September 13, 2013
Affluent millennials who refer to themselves as influencers purchase products and services online on a daily basis, while Generation Xers purchase weekly and Baby Boomers purchase monthly, according to a new report from iProspect.
The “Affluent Influences” report found that affluent millennial influencers are receptive to mobile advertisements and purchasing online more so than older generations. Luxury marketers should keep in mind their target audience’s media and buying habits when creating campaigns.
"As marketers, it’s no secret that digital is an important tool in our consumers' lifestyles, but this research shows how much more intense the digital footprint is to this group, and while millennial and Gen X affluent influencers are deep into digital content in nearly everything they do, affluent Baby Boomer influencers also use and enjoy digital media in their daily lives," said Andrea Wilson, TX-based director of digital strategy and luxury practice lead at iProspect.
"With digital consistently playing an important part of an Affluent influencer's lifestyle, this should be a call to action to luxury brands to ensure they think about how to engrain their brand into their target consumers' daily lives," she said.
The Affluent Influencers report measured the data associated with 4,855 affluent adults with a household income of at least $100,000 and then looked specifically at the group who designated themselves as “influencers.”
Young and old
Affluent consumers vary in media consumption and online purchasing habits based on age group.
Overall affluent millennials are receptive to mobile advertising, while Gen Xers are receptive to leisure activity ads and Baby Boomers are not likely to engage with ads.
Bottega Veneta mobile ad
Also, most affluent millennial consumers will pay for access to news online, while Generation X and Baby Boomers will not.
However, the generations are also similar in some media habits.
For instance, approximately a third of each generational group reads print media products.
Sixty-five percent of affluent millennials learn about and book travel online compared to 68 percent of Gen Xers and 69 percent of Baby Boomers.
Four Seasons Web site
Also, fourty-four percent of affluent millennials and 46 percent of Gen Xers watch broadcast TV, compared to 62 percent of Baby Boomers.
Furthermore, millennials and Gen Xers also use mobile devices, game consoles and DVR to watch TV. Baby Boomers just use their DVR as another source of TV.
In addition, the device most often used by affluent millennials and Gen Xers is mobile or the tablet.

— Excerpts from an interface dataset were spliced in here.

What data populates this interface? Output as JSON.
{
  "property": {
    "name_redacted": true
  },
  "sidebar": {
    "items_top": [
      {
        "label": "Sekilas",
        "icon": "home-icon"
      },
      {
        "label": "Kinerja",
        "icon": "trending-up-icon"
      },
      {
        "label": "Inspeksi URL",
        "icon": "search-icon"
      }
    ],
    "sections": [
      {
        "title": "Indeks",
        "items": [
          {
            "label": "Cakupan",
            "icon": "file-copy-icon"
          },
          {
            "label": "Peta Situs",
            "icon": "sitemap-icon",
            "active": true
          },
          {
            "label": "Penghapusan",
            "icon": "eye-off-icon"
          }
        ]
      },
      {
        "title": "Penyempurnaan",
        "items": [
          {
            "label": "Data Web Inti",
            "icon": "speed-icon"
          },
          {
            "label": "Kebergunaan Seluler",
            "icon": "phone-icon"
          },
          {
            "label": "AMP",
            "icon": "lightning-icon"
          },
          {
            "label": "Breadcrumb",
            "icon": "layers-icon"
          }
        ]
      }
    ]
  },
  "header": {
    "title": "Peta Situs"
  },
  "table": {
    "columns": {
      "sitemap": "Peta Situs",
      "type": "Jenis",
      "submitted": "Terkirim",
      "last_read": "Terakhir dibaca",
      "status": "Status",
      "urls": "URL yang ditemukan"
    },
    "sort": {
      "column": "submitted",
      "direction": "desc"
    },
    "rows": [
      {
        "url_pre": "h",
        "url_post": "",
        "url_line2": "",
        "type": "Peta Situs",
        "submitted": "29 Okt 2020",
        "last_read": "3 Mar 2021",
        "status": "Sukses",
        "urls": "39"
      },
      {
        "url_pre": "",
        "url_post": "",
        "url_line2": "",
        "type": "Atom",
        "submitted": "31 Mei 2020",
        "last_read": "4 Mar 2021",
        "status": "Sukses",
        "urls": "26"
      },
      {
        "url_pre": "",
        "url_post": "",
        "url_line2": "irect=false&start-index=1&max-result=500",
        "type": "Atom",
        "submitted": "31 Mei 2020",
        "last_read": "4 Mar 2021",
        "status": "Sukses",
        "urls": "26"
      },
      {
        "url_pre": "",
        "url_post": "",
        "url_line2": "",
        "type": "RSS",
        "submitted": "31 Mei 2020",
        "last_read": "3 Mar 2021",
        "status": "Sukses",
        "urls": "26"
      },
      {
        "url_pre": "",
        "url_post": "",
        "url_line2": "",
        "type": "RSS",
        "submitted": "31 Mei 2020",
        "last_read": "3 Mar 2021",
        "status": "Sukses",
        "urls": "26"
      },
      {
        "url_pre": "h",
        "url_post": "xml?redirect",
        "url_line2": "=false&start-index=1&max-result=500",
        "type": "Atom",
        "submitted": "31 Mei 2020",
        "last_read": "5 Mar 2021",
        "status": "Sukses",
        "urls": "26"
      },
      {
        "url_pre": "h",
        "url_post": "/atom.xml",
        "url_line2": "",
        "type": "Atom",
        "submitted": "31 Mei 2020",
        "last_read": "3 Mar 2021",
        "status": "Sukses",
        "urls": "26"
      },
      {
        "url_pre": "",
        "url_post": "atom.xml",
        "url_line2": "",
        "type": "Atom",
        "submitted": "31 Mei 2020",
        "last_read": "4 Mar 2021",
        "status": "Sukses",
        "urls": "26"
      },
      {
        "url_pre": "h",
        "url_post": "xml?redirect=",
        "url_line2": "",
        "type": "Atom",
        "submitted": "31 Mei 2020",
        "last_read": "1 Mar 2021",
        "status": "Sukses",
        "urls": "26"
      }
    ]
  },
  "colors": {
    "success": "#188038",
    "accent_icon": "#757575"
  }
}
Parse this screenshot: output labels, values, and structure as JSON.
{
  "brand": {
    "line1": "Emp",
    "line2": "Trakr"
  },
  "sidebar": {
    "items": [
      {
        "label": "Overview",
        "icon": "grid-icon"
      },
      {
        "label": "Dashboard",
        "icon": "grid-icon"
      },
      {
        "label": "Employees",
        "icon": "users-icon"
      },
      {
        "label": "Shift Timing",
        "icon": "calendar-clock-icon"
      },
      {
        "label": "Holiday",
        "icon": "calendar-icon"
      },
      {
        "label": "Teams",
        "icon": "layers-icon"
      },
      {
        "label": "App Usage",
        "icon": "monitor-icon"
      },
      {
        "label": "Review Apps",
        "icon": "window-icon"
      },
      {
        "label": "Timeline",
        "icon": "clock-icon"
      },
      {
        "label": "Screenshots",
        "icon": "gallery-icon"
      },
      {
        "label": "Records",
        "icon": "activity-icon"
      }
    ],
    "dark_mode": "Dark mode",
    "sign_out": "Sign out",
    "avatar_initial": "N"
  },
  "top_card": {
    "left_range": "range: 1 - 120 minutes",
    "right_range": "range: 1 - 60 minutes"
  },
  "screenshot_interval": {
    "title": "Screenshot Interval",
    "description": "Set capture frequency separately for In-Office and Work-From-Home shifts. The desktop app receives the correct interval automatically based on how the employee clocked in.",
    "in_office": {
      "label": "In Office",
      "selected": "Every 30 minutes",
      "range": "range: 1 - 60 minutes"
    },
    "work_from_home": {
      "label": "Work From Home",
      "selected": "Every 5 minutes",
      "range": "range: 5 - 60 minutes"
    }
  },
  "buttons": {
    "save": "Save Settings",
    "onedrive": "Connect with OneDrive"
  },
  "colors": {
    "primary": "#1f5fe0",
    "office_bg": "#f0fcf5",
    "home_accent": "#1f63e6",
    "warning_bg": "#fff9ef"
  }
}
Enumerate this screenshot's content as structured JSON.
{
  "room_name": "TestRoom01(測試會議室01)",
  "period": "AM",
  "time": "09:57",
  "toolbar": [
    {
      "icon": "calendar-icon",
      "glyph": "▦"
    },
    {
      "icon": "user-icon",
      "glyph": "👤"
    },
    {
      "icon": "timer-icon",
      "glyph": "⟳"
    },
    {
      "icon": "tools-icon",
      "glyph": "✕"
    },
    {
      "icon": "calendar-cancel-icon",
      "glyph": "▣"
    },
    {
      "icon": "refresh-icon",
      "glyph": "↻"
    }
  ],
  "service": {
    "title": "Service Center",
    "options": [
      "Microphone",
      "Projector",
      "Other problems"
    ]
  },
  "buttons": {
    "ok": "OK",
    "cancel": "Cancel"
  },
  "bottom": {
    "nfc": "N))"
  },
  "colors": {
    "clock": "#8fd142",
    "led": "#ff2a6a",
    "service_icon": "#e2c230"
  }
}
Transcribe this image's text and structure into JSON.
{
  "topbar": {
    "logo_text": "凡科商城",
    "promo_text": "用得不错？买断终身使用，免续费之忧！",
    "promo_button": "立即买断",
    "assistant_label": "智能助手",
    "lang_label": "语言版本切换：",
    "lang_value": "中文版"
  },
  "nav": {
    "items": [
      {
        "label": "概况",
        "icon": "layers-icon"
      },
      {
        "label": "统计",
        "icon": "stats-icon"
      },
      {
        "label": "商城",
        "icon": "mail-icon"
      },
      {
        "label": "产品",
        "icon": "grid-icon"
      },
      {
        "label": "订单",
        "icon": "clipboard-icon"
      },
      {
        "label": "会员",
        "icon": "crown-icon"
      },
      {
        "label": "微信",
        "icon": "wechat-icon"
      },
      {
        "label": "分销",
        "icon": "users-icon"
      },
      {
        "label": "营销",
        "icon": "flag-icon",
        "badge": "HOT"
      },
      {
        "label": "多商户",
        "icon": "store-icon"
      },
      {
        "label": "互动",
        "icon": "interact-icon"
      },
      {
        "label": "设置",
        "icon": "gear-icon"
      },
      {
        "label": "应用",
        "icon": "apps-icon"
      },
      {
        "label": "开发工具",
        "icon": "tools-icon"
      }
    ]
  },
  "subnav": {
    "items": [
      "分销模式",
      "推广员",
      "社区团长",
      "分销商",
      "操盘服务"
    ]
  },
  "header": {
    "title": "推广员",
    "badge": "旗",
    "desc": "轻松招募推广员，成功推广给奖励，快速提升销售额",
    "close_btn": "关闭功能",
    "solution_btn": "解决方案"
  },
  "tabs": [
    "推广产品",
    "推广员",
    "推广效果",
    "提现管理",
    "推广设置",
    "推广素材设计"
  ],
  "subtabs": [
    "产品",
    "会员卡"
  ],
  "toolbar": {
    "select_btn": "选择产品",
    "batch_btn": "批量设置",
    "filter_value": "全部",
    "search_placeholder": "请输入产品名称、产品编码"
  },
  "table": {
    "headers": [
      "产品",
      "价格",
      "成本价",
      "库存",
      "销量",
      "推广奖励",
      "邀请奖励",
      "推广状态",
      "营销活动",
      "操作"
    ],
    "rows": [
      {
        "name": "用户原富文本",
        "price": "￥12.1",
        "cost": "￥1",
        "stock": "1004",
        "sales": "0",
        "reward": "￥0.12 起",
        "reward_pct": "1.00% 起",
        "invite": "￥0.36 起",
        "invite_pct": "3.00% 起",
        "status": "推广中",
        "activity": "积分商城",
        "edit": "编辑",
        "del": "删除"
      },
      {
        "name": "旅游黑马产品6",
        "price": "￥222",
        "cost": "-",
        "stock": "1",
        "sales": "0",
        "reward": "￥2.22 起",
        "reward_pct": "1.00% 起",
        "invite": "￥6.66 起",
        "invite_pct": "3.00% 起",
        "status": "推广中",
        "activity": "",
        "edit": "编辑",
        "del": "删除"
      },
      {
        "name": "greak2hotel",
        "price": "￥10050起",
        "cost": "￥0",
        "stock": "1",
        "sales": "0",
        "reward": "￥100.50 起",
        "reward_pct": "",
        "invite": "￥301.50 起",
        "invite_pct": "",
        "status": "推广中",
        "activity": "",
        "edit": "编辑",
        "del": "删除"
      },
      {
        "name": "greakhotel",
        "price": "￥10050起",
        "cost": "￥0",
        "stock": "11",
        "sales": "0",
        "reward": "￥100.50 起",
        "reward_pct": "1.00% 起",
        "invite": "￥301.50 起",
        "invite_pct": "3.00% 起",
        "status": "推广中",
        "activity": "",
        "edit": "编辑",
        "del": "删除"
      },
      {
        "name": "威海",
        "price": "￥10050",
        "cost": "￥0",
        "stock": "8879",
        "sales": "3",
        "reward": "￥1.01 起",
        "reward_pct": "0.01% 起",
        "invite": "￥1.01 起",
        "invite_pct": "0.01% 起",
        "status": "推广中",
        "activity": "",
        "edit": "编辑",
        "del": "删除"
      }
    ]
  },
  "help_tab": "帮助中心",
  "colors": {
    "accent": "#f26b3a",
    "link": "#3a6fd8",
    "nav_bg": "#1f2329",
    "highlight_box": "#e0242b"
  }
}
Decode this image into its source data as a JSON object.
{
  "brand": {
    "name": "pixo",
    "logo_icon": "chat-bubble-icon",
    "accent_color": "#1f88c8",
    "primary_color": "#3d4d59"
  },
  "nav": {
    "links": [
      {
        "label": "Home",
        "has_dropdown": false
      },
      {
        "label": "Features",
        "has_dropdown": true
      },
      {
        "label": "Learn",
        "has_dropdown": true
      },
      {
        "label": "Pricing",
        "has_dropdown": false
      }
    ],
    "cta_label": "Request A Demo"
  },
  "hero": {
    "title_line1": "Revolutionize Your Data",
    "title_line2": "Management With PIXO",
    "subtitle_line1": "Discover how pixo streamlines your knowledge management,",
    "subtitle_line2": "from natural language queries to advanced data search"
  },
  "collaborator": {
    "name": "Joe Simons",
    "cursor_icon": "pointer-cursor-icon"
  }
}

Baby Boomers most often use their laptop or desktop computers.
The report also found that different age groups of consumers have different needs for seeking and giving advice.
Affluent millennials are giving advice to fellow consumers on luxury goods, fashion and apparel. They are seeking advice in beauty, books and childcare.
Moreover, affluent Gen Xers also give advice on luxury goods in addition to home décor. They seek advice on books, apparel and food and beverages.
Affluent Baby Boomers differ since these consumers are giving advice on cars, financial matters and home décor. This group seeks advice on fashion, apparel and cars.
Overall, as many luxury brands either look to target the Baby Boomers or the millennials, these two generations are not so different.
"The most interesting and surprising finding is the connection and similarity between the millennials and Baby Boomer affluent influencers," Ms. Wilson said.
"Other than the difference in intensity of mobile internet usage, their attitudes and lifestyles are extremely similar," she said. "These groups are both passionate about cultural events and travel.
"For example, they are both very passionate in their lifestyle choices and attitudes, while Gen X affluent influencers are generally more middle of the road in their responses."
Erin Shea, editorial assistant on Luxury Daily, New York